We bring our hands together, thumbs touching the planes of our chest and chant ‘om’ three times. Our voices mingle, touch, brush against one another, vibrate together. My throat is open, connected to my heart, allowing sound to flow from it into the space with no blockages.

‘Now’ says Eka ‘bring your hands up to your forehead and say to yourself’ you are ready to continue this practice of moving meditation, synchronizing your body, your breath and your mind, and above all sending nothing but love and kindness to your body and to your brothers and sisters in this room’
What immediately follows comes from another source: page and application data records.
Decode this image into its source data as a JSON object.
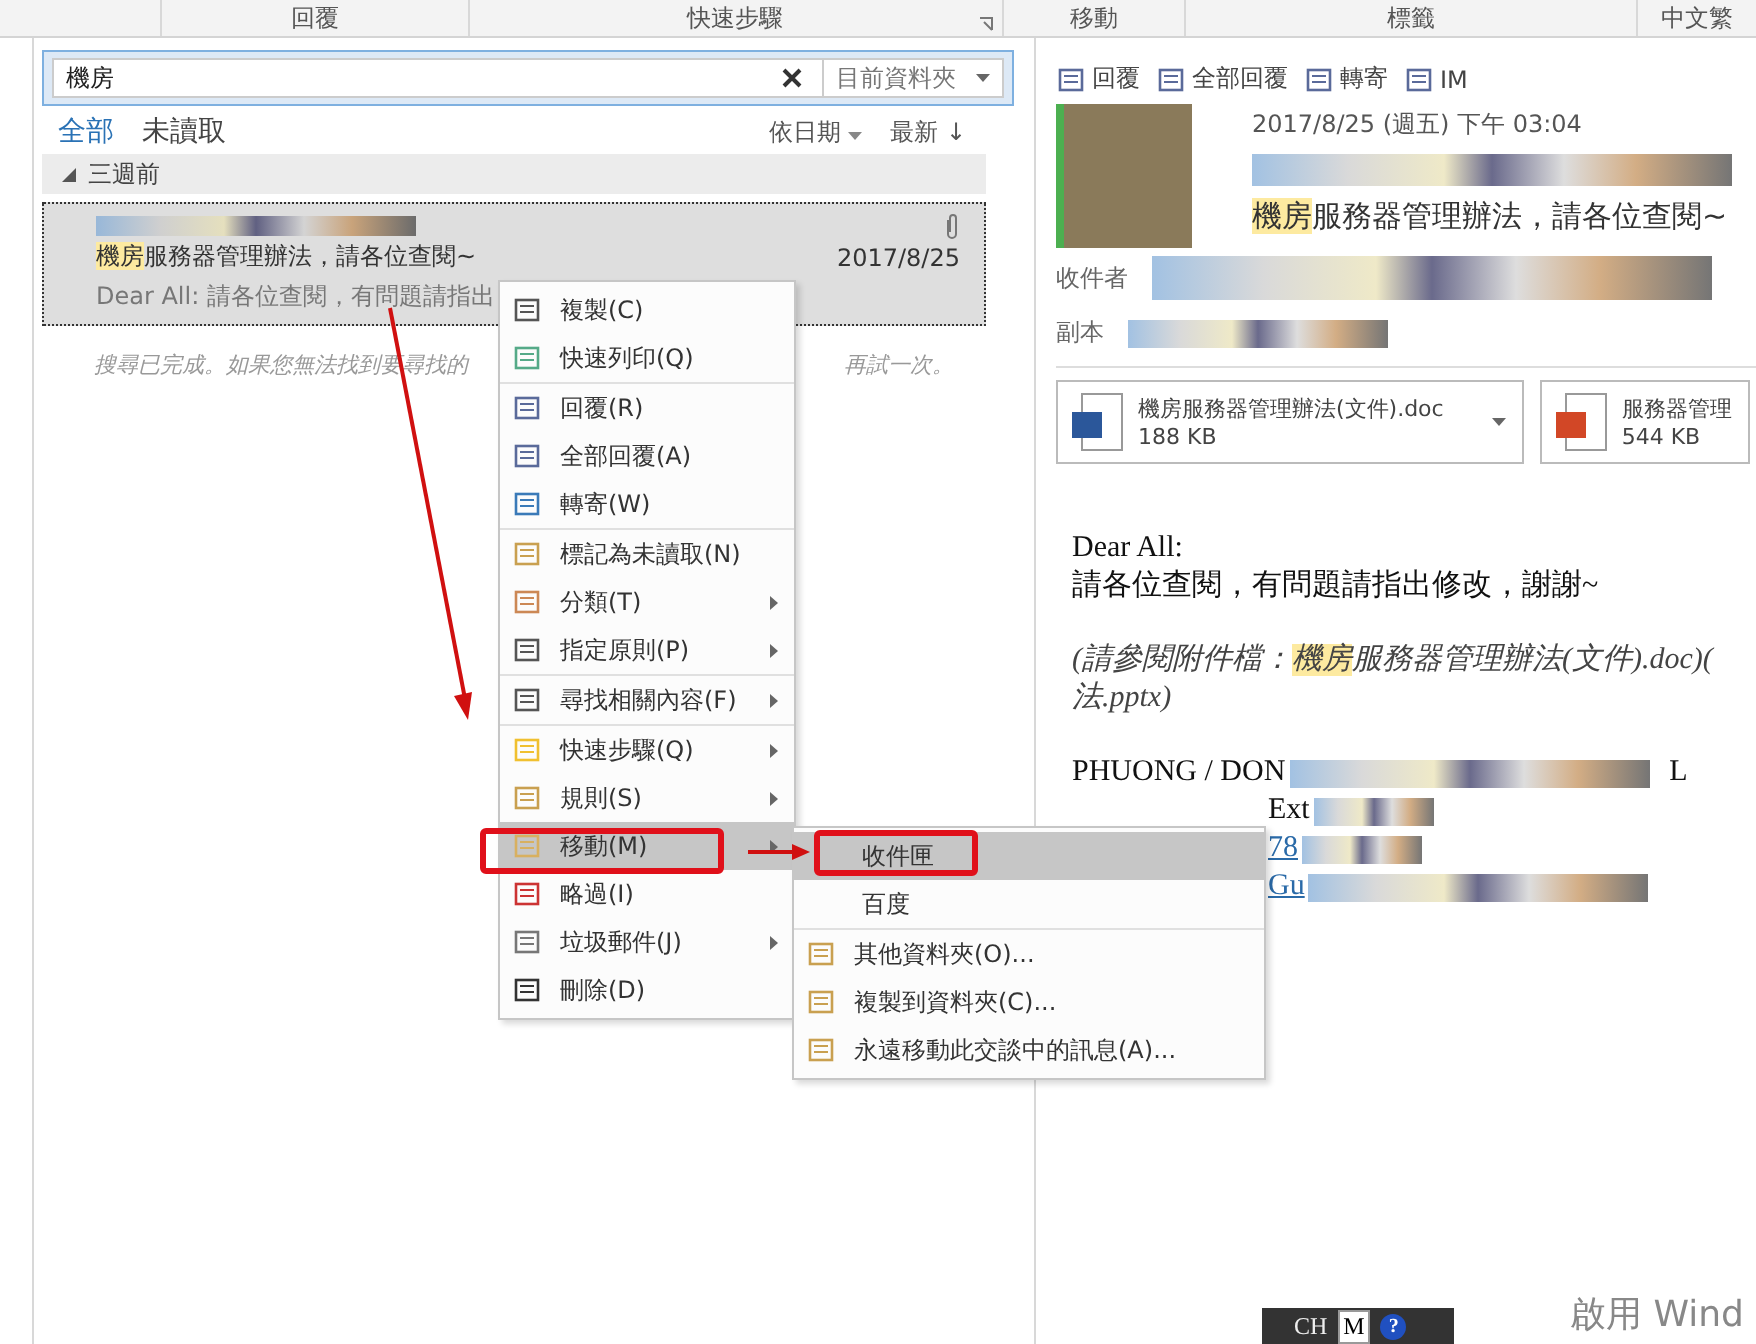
{
  "ribbon": {
    "groups": [
      {
        "label": "回覆",
        "launcher": false
      },
      {
        "label": "快速步驟",
        "launcher": true
      },
      {
        "label": "移動",
        "launcher": false
      },
      {
        "label": "標籤",
        "launcher": false
      },
      {
        "label": "中文繁",
        "launcher": false
      }
    ]
  },
  "search": {
    "value": "機房",
    "scope": "目前資料夾"
  },
  "filters": [
    {
      "label": "全部",
      "selected": true
    },
    {
      "label": "未讀取",
      "selected": false
    }
  ],
  "sort": {
    "by": "依日期",
    "order": "最新 ↓"
  },
  "group_header": {
    "label": "三週前",
    "expanded": true
  },
  "message": {
    "subject_highlight": "機房",
    "subject_rest": "服務器管理辦法，請各位查閱~",
    "date": "2017/8/25",
    "preview": "Dear All:  請各位查閱，有問題請指出",
    "attachment": true
  },
  "search_hint": {
    "before": "搜尋已完成。如果您無法找到要尋找的",
    "after": "再試一次。"
  },
  "context_menu": [
    {
      "label": "複製(C)",
      "submenu": false,
      "separator_before": false,
      "selected": false
    },
    {
      "label": "快速列印(Q)",
      "submenu": false,
      "separator_before": false,
      "selected": false
    },
    {
      "label": "回覆(R)",
      "submenu": false,
      "separator_before": true,
      "selected": false
    },
    {
      "label": "全部回覆(A)",
      "submenu": false,
      "separator_before": false,
      "selected": false
    },
    {
      "label": "轉寄(W)",
      "submenu": false,
      "separator_before": false,
      "selected": false
    },
    {
      "label": "標記為未讀取(N)",
      "submenu": false,
      "separator_before": true,
      "selected": false
    },
    {
      "label": "分類(T)",
      "submenu": true,
      "separator_before": false,
      "selected": false
    },
    {
      "label": "指定原則(P)",
      "submenu": true,
      "separator_before": false,
      "selected": false
    },
    {
      "label": "尋找相關內容(F)",
      "submenu": true,
      "separator_before": true,
      "selected": false
    },
    {
      "label": "快速步驟(Q)",
      "submenu": true,
      "separator_before": true,
      "selected": false
    },
    {
      "label": "規則(S)",
      "submenu": true,
      "separator_before": false,
      "selected": false
    },
    {
      "label": "移動(M)",
      "submenu": true,
      "separator_before": false,
      "selected": true
    },
    {
      "label": "略過(I)",
      "submenu": false,
      "separator_before": false,
      "selected": false
    },
    {
      "label": "垃圾郵件(J)",
      "submenu": true,
      "separator_before": false,
      "selected": false
    },
    {
      "label": "刪除(D)",
      "submenu": false,
      "separator_before": false,
      "selected": false
    }
  ],
  "submenu": [
    {
      "label": "收件匣",
      "icon": false,
      "separator_before": false,
      "selected": true
    },
    {
      "label": "百度",
      "icon": false,
      "separator_before": false,
      "selected": false
    },
    {
      "label": "其他資料夾(O)...",
      "icon": true,
      "separator_before": true,
      "selected": false
    },
    {
      "label": "複製到資料夾(C)...",
      "icon": true,
      "separator_before": false,
      "selected": false
    },
    {
      "label": "永遠移動此交談中的訊息(A)...",
      "icon": true,
      "separator_before": false,
      "selected": false
    }
  ],
  "reading": {
    "actions": [
      "回覆",
      "全部回覆",
      "轉寄",
      "IM"
    ],
    "date": "2017/8/25 (週五) 下午 03:04",
    "subject_highlight": "機房",
    "subject_rest": "服務器管理辦法，請各位查閱~",
    "to_label": "收件者",
    "cc_label": "副本",
    "attachments": [
      {
        "kind": "word",
        "name": "機房服務器管理辦法(文件).doc",
        "size": "188 KB",
        "menu": true
      },
      {
        "kind": "powerpoint",
        "name": "服務器管理",
        "size": "544 KB",
        "menu": false
      }
    ],
    "body": {
      "greeting": "Dear All:",
      "line": "請各位查閱，有問題請指出修改，謝謝~",
      "note_before": "(請參閱附件檔：",
      "note_highlight": "機房",
      "note_after": "服務器管理辦法(文件).doc)(",
      "note_line2": "法.pptx)",
      "signature": [
        {
          "kind": "text",
          "text": "PHUONG / DON",
          "tail": "L"
        },
        {
          "kind": "text",
          "text": "Ext"
        },
        {
          "kind": "link",
          "text": "78"
        },
        {
          "kind": "link",
          "text": "Gu"
        }
      ]
    }
  },
  "ime_bar": {
    "lang": "CH",
    "mode": "M",
    "help": "?"
  },
  "activation": "啟用 Wind"
}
Later, having examined the state of my cellulite whilst finding my drishte in downward dog, having sweated through what Eka calls the Viagra pose, having twisted and balanced, fallen once and recovered myself in mountain pose, having come to a point of energized stillness and inner calm, and sipping a ‘tangy tamarind cooler’ in the café that drips with bee-filled orchids, I think about performance preparation. I think about us musicians back stage running up and down our instruments in panic, competing with the person to our left who is playing the Tchaikowsky concerto at double speed, or to our right who is doing the Guinness book of Records amount of staccatos in one up-bow staccato. Of the energy coursing through the hands of the girl opposite in anticipation of giving, and the gleeful mockery we make of her in our minds for having stage fright. Of the fact that our mind is already on stage, or, even better, in the bar afterwards. Of the pride or the shame or the fear we have in anticipation of OUR performance (the one we made ourselves with our talent and fingers and brains.). And I think that we musicians have a great deal yet to learn.